Suspended sentence for man involved in exploiting banking glitch

Judge notes ‘deviousness’ of crime which saw €25,000 stolen from bank over eight weeks

A man who took advantage of a banking glitch leading to more than €25,000 being stolen from the institution over an eight week period has been given a three year suspended sentence at Dublin Circuit Criminal Court.  File photograph: Matt Kavanagh/The Irish Times.

A man who took advantage of a banking glitch leading to more than €25,000 being stolen from the institution over an eight week period has been given a three year suspended sentence at Dublin Circuit Criminal Court.
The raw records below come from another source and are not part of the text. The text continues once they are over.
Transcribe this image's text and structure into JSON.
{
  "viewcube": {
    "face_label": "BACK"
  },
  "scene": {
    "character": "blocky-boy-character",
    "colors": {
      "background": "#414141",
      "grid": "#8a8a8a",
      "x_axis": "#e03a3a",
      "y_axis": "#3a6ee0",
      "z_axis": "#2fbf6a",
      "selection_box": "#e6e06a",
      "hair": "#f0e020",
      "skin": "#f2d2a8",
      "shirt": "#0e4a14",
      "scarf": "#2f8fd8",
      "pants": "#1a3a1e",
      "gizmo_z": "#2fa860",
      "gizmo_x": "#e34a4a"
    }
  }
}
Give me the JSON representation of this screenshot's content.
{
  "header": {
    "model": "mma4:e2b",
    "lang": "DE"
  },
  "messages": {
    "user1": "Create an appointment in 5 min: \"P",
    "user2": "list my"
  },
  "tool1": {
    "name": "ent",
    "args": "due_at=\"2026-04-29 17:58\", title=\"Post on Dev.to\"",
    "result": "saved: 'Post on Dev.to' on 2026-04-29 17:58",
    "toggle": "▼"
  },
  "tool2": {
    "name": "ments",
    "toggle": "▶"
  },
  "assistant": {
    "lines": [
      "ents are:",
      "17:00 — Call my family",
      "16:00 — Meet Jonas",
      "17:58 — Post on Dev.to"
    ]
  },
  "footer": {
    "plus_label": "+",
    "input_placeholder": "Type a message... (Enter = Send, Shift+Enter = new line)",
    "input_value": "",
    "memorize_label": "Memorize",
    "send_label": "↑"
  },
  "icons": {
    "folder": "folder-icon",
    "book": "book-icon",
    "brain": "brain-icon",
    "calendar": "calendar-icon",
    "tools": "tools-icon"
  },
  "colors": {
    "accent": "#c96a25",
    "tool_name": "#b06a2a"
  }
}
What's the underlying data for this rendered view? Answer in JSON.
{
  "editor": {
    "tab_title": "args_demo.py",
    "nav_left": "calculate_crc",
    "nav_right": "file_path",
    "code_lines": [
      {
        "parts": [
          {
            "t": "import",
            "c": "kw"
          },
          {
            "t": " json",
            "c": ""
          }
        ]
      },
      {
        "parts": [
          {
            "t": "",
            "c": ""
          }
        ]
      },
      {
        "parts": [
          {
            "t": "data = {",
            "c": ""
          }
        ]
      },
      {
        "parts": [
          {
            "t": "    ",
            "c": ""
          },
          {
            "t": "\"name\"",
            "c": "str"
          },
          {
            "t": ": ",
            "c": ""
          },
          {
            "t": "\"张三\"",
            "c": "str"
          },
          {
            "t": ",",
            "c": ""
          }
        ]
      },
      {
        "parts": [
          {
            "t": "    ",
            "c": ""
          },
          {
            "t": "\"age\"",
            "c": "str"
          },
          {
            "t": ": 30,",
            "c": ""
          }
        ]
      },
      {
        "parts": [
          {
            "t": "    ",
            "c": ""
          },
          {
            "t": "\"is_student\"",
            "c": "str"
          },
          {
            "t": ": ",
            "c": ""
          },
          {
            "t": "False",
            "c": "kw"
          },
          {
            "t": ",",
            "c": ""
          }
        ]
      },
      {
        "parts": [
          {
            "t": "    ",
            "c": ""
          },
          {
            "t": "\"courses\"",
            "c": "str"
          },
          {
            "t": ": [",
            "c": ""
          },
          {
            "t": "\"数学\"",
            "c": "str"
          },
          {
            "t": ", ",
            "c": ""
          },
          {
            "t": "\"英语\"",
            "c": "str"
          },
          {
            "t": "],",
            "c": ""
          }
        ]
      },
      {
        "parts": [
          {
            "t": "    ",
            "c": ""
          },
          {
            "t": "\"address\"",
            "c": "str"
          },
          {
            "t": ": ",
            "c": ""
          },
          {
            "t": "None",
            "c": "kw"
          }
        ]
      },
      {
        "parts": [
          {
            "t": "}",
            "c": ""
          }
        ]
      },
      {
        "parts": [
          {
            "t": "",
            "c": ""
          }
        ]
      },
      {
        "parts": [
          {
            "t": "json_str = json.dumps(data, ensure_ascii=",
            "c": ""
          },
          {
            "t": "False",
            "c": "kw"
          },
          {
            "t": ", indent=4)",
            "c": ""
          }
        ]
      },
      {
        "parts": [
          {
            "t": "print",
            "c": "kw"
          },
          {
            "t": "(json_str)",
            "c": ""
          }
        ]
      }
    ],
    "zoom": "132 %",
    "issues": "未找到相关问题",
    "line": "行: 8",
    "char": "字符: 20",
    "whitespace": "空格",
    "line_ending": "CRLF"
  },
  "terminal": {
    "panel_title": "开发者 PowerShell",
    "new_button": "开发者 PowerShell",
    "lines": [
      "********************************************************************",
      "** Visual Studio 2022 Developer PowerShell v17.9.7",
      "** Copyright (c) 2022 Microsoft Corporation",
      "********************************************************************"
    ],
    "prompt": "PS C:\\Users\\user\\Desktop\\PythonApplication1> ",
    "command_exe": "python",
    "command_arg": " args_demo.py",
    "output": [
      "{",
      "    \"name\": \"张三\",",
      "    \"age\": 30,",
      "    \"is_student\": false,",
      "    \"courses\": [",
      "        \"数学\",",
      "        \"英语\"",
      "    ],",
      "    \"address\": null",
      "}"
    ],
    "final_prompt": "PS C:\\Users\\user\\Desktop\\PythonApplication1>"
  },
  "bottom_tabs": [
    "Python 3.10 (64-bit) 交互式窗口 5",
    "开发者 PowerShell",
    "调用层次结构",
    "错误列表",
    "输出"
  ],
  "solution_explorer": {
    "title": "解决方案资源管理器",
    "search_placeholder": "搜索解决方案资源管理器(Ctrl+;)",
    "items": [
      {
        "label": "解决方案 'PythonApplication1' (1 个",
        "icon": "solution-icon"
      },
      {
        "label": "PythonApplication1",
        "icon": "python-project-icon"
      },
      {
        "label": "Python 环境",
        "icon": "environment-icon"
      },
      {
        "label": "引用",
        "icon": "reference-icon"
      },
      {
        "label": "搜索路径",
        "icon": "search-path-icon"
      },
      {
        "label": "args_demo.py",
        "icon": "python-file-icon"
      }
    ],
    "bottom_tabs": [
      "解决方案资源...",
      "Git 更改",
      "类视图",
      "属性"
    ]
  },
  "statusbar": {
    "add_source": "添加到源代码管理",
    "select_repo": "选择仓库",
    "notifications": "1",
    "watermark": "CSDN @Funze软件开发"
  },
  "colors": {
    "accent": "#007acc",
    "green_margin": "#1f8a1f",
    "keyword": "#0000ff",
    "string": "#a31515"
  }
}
File photograph: Matt Kavanagh/The Irish Times.

 

A man who took advantage of a banking glitch that lead to more than €25,000 being stolen from the institution over an eight week period has been given a three year suspended sentence.

Siva Kadiminisetty (36) told gardaí­that he did not use all the money taken from the bank but rather passed it on to a friend who asked him to help out in the fraud by opening false bank accounts.

He admitted that he had used some of the money to pay for college fees, flights home to India and groceries. He got cash back after using an unsigned Visa debit card at a supermarket on four occasions.

Oisin Clarke BL, defending, told Judge Martin Nolan that his client was in dire financial straits at the time when a friend approached him and said he had an easy way of making money.

Kadiminisetty, of Church Avenue, Rathmines, pleaded guilty at Dublin Circuit Criminal Court to using a false passport to open a bank account on February 10th, 2009 and four charges of stealing cash at Dunnes Stores in Rathmines and Stephen’s Green on dates in July and August 2012.

Judge Nolan said that Kadiminisetty took advantage of “certain situations” and secured cash back at points of sale. He said the accused “was eventually picked up” following good work by gardaí.

‘Deception’

The judge said it was a crime of “deviousness and deception” but noted that Kadminisetty had no criminal record whatsoever, a good history of work and was unlikely to re-offend.

Judge Nolan said he felt a custodial sentence would not be appropriate in the case before he suspended a three year term in full on strict conditions.

Garda Nicola Connolly told Gráinne O’Neill BL, prosecuting, that a bank account had been opened using a false passport before a number of transactions were carried out using a debit/Visa card.

She said a number of false cheques were lodged into the bank account and the cash withdrawn before the bank could properly clear them. A total of three bank accounts had been set up and funds were transferred between these also.

Garda Connolly explained that the accounts were “gold member accounts” which meant that at the time the bank would “give the benefit of the doubt” and allow for cheques to be lodged and credited to the account before being properly cleared.

The Garda confirmed that this was basically “a technical error” or “glitch” within the banking system and it was eight weeks before it was rectified. Kadminisetty took advantage of this over the course of those eight weeks.

Kadiminisetty was ultimately tracked down by the fact that his brother’s passport had been used to open the account. He was interviewed and admitted what he had done.

He said he did it “to take money that was not his” but claimed that he was not the only one who benefited from the fraud.

Counsel said his client fully accepted he had a role but submitted that he had no money at the time to live off. He has since married and his first child was born in July this year.